The Interaction Of BCAA's & Glutamine Metabolism
Point blank, exercise promotes increased BCAA oxidation (Shirmomura et al., 2004). This increased degradation of BCAA's helps maintain energy homeostasis by providing carbon as a direct energy source and glucose homeostasis by providing substrates for the citric-acid cycle and gluconeogenesis (glucose-alanine cycle).
What Is Homeostasis?
Homeostasis is the tendency of the body to seek and maintain a condition of balance or equilibrium within its internal environment, even when faced with external changes. A simple example of homeostasis is the body's ability to maintain an internal temperature around 98.6 degrees Fahrenheit, whatever the temperature outside.
In other words, it's the ability of the body to maintain internal equilibrium by adjusting its physiological processes. The body tries not to have too much or too little of any important fluids, hormones, etc.
Plasma and muscle glutamine levels are also decreased post workout and it can take hours before they are restored (Rowbottom, 1996). Skeletal muscle and plasma glutamine levels are decreased during times of increased stress and metabolic demand, such as illness and exercise, while BCAA levels are often unchanged.
Some may view this as meaning the BCAA's are not depleted or there is not a lack of BCAA's during illness or exercise.
In reality, BCAA levels are not decreased because proteolysis of skeletal muscle and resynthesis of BCAA from branched-chain keto acids (BCKA) in the liver increases BCAA levels (Holeck, 2002). It is not that BCAA levels are not depleted, but rather they are kept elevated by breaking down skeletal muscle and resynthesizing BCAA's.
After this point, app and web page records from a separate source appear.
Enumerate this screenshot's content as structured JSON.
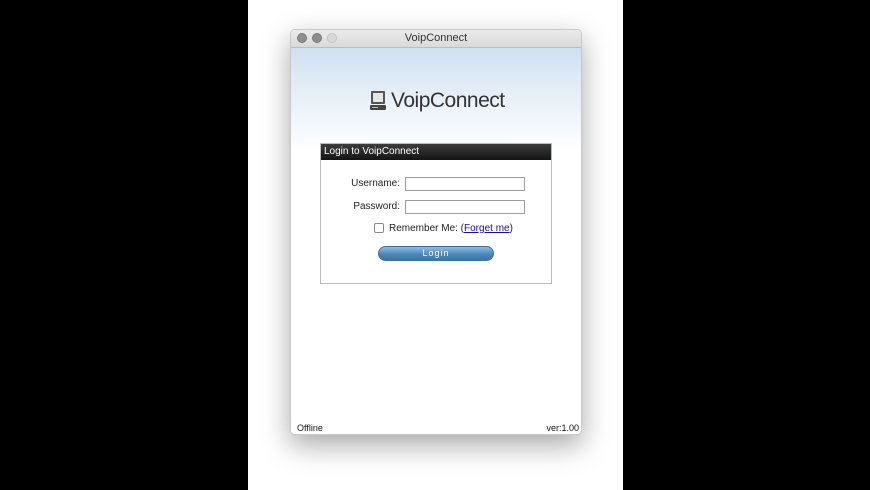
{
  "window": {
    "title": "VoipConnect"
  },
  "logo": {
    "icon": "computer-icon",
    "text": "VoipConnect"
  },
  "login_panel": {
    "header": "Login to VoipConnect",
    "username_label": "Username:",
    "username_value": "",
    "password_label": "Password:",
    "password_value": "",
    "remember_label": "Remember Me: (",
    "forget_link": "Forget me",
    "remember_close": ")",
    "remember_checked": false,
    "login_button": "Login"
  },
  "status": {
    "connection": "Offline",
    "version": "ver:1.00"
  },
  "colors": {
    "header_gradient_top": "#cfe0f1",
    "panel_header": "#1e1e1e",
    "login_button": "#4f86b9",
    "link": "#1a0dab"
  }
}
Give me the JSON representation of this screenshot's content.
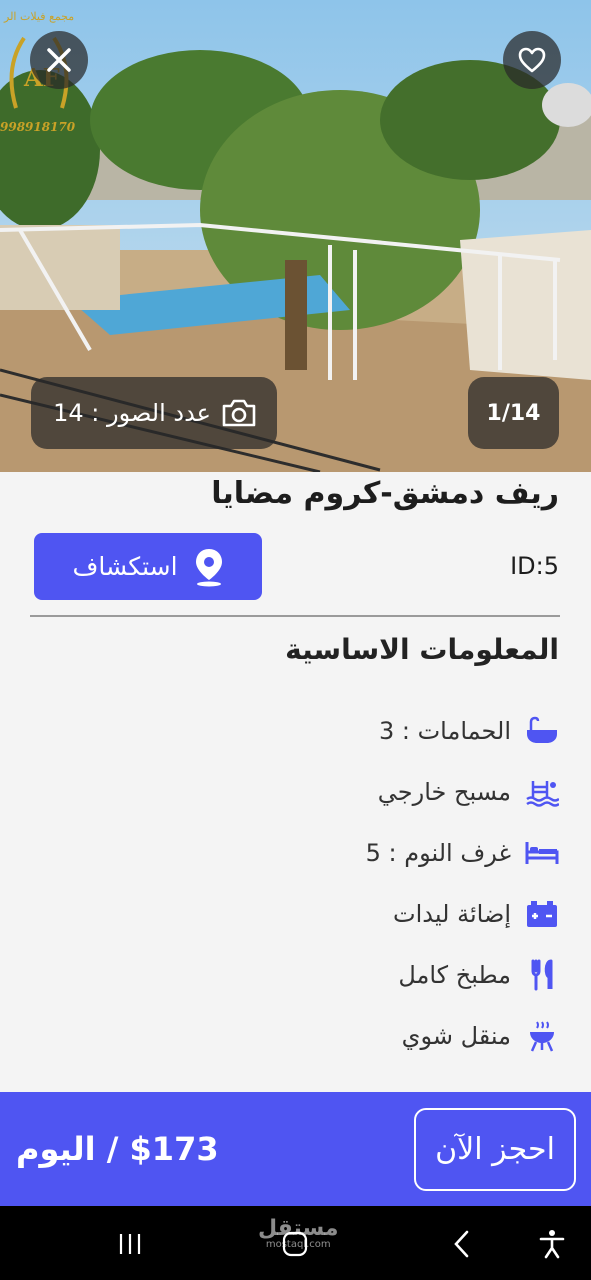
{
  "gallery": {
    "brand": "مجمع فيلات الر",
    "phone": "998918170",
    "photos_count_label": "عدد الصور : 14",
    "counter": "1/14"
  },
  "listing": {
    "title": "ريف دمشق-كروم مضايا",
    "explore_label": "استكشاف",
    "id_label": "ID:5"
  },
  "basic_info": {
    "heading": "المعلومات الاساسية",
    "items": [
      {
        "label": "الحمامات : 3",
        "icon": "bathtub-icon"
      },
      {
        "label": "مسبح خارجي",
        "icon": "pool-icon"
      },
      {
        "label": "غرف النوم : 5",
        "icon": "bed-icon"
      },
      {
        "label": "إضائة ليدات",
        "icon": "battery-icon"
      },
      {
        "label": "مطبخ كامل",
        "icon": "utensils-icon"
      },
      {
        "label": "منقل شوي",
        "icon": "grill-icon"
      }
    ]
  },
  "booking": {
    "price_label": "$173 / اليوم",
    "book_label": "احجز الآن"
  },
  "watermark": {
    "text": "مستقل",
    "sub": "mostaql.com"
  },
  "colors": {
    "accent": "#4f55f2",
    "overlay": "#282828"
  }
}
According to Houston (2001), "Glutamine content in skeletal muscle and other tissues appears to have a regulatory role in whole body protein synthesis." Glutamine levels inside muscle govern protein synthesis and nitrogen balance and therefore muscle growth (VanAcker et al. 1999). The newly synthesized glutamine is created by using BCAA's obtained from muscle protein breakdown (Holecek, 2002).
What all this means is glutamine requirements are trying to be met during/post workout by BCAA catabolism causing BCAA catabolism/muscle protein breakdown to be increased.
One way to increase skeletal muscle hypertrophy is by decreasing BCAA oxidation and therefore skeletal muscle catabolism. This can be accomplished by supplementing with BCAA and Glutamine.
Supplementing With BCAA & Glutamine
Glutamine administration has been shown to decrease leucine oxidation (Holeck, 2002). The mechanism behind this decrease in oxidation is believed to be that glutamine oxidation increases NADH levels (and increases the NADH/NAD+ ratio), thereby inhibiting BCKA dehydrogenase, which is the "key-enzyme" in BCAA oxidation (Holeck, 2002).
Research on leucine shows that once the minimum requirement of leucine for protein synthesis is met, leucine can then be used to activate various signaling pathways (Layman, 2003), such as the mTOR pathway.
It may sound like leucine is free to exert its powerful effect of mTOR activation, but one must remember that protein breakdown and synthesis are occurring throughout the entire body; the body's protein stores are in a constant state of flux.
The constant body protein flux plus the increased BCAA/leucine oxidation caused by exercise means that leucine is in high demand and therefore may not be able to participate in muscle growth at its full potential.
This is where supplementing with additional BCAA's (or free-form leucine depending on your beliefs) and glutamine comes into play. Supplementing with glutamine will help keep skeletal muscle and plasma glutamine concentrations elevated and decrease BCAA/leucine oxidation and therefore muscle catabolism.
Supplementing with BCAA's will help meet the increased BCAA oxidation caused by exercise by providing substrates for energy production and protein synthesis and serving as precursors for alanine and glutamine. This means there will be more BCAA/leucine available to stimulate protein synthesis through mTOR-dependent and independent pathways.
- Holecek M. Relation between glutamine, branched-chain amino acids, and protein metabolism. Nutrition. 2002 Feb;18(2):130-3. Review.
- Layman, DK (2003). The role of leucine in weight loss diets and glucose homeostasis. J. Nutr. 133: 261S-267S.
- Rowbottom DG, Keast D, Morton AR. The emerging role of glutamine as an indicator of exercise stress and overtraining. Sports Med. 1996 Feb;21(2):80-97. Review.
- Shimomura, Y. Murakami, T.Nakai, N. Nagasaki, M. Harri, R.A. (2004). Exercise Promotes BCAA Catabolism: Effects of BCAA Supplementation on Skeletal Muscle during Exercise J. Nutri. 134: 1583S-1587S.
Recommended For You
- Follow This Discussion by: